**ABOUT THIS EXERCISE**
Work out how many lines in the data below contain the string "Suchen", and reply with that figure alone.

**AVAILABLE RECORDS**
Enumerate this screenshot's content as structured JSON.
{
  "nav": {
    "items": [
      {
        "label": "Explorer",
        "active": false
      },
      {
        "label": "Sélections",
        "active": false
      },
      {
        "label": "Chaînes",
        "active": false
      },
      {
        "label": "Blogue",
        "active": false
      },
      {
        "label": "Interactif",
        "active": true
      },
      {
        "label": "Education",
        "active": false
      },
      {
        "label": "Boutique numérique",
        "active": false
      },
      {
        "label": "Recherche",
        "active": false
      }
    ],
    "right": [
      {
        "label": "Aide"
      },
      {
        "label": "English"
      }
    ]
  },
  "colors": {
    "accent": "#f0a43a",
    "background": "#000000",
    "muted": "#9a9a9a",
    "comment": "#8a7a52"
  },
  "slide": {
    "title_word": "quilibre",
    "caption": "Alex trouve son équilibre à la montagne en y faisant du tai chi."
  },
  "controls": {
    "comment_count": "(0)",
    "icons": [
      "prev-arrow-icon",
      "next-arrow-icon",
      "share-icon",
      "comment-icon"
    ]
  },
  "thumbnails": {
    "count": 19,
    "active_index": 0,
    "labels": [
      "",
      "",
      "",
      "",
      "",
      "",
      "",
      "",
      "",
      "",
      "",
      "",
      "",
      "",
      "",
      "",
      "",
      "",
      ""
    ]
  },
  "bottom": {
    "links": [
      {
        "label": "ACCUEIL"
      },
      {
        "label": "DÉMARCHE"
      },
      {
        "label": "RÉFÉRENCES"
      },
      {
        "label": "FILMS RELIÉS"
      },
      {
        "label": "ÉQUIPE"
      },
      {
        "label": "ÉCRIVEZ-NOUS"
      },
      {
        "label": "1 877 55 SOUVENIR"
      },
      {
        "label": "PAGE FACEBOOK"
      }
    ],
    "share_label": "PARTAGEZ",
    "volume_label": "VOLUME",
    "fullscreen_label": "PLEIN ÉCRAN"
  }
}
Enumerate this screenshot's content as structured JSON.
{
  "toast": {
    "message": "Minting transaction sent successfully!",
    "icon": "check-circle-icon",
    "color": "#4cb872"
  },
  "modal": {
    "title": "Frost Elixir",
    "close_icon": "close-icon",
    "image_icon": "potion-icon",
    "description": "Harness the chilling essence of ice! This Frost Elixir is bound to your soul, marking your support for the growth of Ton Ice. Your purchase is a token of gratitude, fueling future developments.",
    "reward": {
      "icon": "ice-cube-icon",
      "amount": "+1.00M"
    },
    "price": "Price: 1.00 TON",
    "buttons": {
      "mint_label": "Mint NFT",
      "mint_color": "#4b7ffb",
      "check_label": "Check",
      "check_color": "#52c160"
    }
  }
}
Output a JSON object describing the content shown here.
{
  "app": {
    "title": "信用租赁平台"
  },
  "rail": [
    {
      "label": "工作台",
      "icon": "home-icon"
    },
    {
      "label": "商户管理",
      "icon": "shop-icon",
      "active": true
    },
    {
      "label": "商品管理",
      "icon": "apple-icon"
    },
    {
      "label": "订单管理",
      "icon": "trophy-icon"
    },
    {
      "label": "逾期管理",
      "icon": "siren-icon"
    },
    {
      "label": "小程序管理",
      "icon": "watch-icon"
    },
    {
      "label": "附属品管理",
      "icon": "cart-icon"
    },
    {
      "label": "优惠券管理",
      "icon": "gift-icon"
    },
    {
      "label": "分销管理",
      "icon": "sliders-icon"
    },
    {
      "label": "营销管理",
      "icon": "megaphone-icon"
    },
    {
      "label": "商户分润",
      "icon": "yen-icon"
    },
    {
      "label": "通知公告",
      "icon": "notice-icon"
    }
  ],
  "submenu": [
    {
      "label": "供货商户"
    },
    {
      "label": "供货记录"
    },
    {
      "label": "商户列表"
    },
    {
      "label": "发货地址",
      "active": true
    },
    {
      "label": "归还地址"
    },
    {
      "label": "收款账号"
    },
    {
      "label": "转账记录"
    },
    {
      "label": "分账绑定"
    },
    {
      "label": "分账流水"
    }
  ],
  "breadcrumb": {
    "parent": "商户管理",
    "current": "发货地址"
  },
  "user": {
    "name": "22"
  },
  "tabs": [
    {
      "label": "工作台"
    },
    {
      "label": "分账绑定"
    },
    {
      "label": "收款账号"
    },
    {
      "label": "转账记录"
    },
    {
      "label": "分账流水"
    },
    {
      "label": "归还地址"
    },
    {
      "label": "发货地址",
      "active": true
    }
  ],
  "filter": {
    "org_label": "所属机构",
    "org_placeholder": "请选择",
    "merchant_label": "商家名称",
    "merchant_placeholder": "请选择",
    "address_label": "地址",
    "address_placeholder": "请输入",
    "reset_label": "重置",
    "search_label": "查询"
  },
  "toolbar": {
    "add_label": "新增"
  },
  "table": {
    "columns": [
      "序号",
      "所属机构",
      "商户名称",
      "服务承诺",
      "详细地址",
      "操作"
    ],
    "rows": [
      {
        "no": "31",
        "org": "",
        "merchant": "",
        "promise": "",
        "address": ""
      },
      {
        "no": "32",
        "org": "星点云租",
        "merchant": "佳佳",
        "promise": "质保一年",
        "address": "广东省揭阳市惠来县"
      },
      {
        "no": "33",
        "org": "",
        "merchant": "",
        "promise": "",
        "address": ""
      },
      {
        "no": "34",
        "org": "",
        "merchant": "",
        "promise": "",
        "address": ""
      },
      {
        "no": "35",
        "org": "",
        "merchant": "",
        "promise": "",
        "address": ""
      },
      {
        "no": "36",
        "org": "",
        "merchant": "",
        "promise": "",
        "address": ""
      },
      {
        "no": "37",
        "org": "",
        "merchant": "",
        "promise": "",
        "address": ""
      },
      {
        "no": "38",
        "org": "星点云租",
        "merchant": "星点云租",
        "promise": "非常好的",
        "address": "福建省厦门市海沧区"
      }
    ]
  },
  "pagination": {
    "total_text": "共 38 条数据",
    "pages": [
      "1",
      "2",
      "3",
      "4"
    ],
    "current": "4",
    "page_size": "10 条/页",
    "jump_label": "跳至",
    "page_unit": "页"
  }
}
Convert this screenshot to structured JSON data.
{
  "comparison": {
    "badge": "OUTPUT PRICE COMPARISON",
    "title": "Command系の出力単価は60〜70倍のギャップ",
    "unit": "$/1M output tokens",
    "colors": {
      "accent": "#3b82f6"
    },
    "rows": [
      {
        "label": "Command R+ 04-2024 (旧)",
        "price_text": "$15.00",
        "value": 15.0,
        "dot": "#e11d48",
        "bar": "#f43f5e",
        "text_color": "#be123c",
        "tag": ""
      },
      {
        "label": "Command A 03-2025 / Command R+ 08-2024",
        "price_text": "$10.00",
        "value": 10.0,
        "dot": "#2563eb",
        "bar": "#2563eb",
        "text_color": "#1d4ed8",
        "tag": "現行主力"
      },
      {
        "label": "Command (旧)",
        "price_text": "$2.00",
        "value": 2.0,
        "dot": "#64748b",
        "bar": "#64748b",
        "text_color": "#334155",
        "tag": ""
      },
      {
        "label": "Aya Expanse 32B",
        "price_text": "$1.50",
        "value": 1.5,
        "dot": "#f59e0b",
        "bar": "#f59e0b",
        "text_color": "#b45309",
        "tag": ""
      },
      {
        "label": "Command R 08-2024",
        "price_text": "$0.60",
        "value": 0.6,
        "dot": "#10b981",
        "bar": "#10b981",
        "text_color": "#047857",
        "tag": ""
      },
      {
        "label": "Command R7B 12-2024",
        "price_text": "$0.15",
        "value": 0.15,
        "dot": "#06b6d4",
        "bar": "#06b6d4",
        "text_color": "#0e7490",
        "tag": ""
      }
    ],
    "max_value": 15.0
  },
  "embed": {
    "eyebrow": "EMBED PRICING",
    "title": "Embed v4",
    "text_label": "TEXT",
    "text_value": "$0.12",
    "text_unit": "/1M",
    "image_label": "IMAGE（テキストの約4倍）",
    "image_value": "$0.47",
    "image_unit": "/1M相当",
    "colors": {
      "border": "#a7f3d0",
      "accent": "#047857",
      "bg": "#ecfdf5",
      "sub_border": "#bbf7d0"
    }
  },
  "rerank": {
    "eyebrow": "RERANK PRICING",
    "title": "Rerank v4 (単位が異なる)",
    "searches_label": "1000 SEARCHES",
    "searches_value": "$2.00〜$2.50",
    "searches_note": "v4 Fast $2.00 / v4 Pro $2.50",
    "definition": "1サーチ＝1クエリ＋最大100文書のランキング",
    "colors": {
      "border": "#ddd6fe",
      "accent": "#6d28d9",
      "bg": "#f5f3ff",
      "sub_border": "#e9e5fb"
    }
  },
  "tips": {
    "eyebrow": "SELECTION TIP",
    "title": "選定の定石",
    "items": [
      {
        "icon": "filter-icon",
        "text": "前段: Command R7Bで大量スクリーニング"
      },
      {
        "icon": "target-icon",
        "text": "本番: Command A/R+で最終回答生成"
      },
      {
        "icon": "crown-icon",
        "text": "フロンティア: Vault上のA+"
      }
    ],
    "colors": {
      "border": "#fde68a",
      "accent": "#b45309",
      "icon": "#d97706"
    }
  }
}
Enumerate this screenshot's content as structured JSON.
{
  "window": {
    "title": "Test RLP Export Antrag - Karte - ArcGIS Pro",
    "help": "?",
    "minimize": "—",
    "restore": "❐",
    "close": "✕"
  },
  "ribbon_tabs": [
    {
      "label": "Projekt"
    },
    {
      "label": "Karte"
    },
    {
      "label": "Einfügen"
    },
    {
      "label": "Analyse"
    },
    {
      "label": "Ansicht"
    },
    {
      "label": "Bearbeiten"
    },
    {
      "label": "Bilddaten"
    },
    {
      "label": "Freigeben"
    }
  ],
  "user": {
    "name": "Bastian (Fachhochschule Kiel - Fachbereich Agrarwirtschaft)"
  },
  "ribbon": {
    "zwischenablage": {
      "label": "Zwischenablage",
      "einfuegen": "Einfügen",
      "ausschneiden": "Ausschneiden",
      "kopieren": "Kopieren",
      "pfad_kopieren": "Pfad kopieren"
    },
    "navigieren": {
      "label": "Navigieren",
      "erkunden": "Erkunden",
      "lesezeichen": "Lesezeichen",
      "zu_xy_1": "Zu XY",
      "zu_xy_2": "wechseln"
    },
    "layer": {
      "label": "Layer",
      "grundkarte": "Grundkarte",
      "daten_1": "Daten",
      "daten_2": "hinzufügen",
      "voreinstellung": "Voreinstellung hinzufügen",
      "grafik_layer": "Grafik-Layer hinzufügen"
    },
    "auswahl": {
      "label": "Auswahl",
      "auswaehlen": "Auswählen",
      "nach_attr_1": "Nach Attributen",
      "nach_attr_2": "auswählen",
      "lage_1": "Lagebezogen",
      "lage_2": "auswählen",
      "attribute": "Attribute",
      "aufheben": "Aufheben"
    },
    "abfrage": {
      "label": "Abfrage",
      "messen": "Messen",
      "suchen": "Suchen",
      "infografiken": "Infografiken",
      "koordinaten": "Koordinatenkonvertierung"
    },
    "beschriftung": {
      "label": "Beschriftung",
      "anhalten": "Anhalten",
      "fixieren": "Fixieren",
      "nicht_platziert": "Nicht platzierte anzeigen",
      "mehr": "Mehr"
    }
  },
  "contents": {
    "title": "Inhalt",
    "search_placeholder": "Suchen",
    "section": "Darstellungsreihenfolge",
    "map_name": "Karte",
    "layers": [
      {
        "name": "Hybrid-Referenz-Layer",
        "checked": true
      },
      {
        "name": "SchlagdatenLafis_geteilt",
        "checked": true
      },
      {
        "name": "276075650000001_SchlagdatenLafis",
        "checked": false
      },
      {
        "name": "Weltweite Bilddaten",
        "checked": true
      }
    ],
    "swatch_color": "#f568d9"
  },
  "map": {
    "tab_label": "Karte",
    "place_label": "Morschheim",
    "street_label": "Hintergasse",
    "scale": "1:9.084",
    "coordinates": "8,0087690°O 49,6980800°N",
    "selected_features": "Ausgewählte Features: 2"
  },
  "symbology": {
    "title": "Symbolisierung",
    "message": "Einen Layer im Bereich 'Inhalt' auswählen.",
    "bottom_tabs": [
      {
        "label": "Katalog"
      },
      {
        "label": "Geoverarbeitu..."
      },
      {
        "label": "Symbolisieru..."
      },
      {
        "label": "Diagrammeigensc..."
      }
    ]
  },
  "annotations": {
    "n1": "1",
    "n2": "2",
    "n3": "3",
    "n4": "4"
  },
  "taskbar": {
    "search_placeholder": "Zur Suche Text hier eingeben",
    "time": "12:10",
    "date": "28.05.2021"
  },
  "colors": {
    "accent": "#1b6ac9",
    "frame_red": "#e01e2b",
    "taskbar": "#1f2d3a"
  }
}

**SOLVED PROBLEM**
2